Similarly, giant water bugs are essential to controlling the populations of insects like mosquitos (they readily gobble up mosquito larvae) and midges, as well as mollusks like snails, that would otherwise overtake aquatic habitats. This is particularly important in waterbodies where fish are absent or low in number – without some form of predator, whether fish or giant water bug, some insects would rise above the system’s carrying capacity and damage plants as well as pose a potential health risk to wildlife and humans.
Conversely, no insects at all would also lead to an ecosystem collapse, as they form the base of many food chains. A balance of predator and prey is key! Therefore, if you wish to have giant water bugs in your pond, you need to make it suitable for other life, as well.
This means incorporating pond plants to help naturally clean and oxygenate the water while also providing food and habitat.

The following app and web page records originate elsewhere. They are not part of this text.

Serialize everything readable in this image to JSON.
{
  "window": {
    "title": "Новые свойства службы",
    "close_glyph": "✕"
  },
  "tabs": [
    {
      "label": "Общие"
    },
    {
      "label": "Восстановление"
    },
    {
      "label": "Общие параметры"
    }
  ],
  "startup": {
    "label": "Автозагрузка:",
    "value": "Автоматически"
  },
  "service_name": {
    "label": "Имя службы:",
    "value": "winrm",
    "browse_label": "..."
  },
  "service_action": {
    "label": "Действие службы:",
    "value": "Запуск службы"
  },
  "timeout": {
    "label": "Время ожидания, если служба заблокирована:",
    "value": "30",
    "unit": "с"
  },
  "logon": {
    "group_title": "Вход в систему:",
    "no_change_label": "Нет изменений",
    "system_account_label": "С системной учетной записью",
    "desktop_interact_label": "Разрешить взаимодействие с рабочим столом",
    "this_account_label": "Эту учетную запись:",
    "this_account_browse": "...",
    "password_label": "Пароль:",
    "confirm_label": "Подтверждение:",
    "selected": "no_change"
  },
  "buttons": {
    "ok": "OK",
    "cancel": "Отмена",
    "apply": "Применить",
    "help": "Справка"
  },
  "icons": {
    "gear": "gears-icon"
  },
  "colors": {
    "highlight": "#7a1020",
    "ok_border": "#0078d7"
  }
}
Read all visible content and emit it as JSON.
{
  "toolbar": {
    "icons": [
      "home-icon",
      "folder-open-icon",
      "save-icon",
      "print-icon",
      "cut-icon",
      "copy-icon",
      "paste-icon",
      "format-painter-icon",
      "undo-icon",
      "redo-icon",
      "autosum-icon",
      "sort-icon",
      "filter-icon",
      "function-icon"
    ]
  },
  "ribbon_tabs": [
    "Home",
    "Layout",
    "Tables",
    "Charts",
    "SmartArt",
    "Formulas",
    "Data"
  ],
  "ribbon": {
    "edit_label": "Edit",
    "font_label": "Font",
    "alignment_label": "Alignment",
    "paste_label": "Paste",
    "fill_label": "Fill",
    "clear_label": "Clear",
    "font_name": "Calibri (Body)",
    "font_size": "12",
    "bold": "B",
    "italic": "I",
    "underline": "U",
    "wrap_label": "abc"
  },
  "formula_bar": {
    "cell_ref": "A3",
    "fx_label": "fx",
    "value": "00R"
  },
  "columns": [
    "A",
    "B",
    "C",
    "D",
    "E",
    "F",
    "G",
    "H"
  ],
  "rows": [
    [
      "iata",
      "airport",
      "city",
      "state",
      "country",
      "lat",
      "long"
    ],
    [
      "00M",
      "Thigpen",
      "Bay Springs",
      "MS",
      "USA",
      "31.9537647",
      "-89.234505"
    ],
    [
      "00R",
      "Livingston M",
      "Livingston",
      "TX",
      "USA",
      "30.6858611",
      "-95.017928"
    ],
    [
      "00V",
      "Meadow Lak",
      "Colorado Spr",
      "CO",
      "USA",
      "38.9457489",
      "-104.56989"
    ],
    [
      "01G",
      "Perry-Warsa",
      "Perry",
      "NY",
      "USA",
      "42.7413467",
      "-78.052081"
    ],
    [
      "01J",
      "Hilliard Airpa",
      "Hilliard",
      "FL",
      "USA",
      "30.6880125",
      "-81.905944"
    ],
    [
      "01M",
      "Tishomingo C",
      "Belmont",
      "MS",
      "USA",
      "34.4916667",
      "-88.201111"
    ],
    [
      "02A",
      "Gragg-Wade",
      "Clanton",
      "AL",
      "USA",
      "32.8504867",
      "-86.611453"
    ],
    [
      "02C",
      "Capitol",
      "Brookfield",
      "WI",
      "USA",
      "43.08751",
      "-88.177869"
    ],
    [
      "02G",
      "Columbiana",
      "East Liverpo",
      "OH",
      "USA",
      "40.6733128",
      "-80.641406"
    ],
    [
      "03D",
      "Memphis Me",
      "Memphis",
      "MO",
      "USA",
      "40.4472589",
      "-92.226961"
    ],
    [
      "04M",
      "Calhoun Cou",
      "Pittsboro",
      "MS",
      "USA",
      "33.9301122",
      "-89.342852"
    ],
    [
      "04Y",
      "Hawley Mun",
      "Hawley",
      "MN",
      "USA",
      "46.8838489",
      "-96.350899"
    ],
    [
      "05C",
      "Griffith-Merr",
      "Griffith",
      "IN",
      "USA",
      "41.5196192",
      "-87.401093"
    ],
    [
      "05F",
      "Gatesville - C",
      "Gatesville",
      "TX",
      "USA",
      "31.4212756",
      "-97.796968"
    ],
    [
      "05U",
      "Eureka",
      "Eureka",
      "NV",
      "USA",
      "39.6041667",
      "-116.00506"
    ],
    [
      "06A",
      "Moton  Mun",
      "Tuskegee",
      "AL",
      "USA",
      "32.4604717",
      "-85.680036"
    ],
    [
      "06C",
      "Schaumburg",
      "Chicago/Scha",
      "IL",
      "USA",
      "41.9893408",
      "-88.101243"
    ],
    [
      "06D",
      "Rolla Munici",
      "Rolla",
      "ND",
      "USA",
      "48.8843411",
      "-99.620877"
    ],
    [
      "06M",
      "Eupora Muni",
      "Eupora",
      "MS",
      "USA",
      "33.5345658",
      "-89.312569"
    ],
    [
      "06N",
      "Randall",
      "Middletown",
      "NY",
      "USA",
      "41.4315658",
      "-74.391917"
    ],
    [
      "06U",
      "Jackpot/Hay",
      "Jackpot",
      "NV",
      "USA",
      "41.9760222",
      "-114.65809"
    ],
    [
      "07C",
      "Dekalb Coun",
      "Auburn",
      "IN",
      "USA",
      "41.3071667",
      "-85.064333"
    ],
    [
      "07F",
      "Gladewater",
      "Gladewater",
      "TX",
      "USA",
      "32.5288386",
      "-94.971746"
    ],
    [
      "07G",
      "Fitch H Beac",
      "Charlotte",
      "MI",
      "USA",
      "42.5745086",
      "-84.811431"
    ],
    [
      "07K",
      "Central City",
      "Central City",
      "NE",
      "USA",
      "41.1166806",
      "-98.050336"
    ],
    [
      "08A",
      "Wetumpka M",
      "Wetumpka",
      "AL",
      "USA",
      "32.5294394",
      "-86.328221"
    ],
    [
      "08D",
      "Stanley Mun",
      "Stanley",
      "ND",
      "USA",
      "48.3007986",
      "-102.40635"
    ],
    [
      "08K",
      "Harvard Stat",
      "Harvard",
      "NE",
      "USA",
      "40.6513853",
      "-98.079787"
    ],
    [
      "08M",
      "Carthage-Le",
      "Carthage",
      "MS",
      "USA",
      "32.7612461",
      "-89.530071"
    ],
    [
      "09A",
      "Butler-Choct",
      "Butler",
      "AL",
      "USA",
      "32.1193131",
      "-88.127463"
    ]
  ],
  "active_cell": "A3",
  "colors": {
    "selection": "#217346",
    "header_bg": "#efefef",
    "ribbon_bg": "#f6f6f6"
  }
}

Protective places like rocks and pieces of wood, PVC, etc. can be placed along the pond’s bottom for larvae to safely develop. Furthermore, water should have some movement to prevent stagnation, but not too much – giant water bugs, and many other beneficial aquatic invertebrates, for that matter, prefer slow-moving water. In addition, having a layer of natural mud on the bottom of your pond will greatly increase the chances of a couple of giant water bugs moving in.
What if I Don’t Want Giant Water Bugs in My Pond?
On the other hand, if you don’t wish to attract giant water beetles simply keep any muck or detritus from settling to the bottom of your pond. You can also incorporate higher powered pond pumps or skimmers to increase water flow.
Under what circumstances would you want to have giant water beetles? As mentioned above, an ecosystem devoid of any predators will not survive for long. Therefore, we recommend trying to draw in giant water beetles if your pond lacks fish. You can still have them if you have fish, but keep in mind that the beetles may attack smaller/younger fish. Large fish are the most able to live in harmony with these undervalued bugs.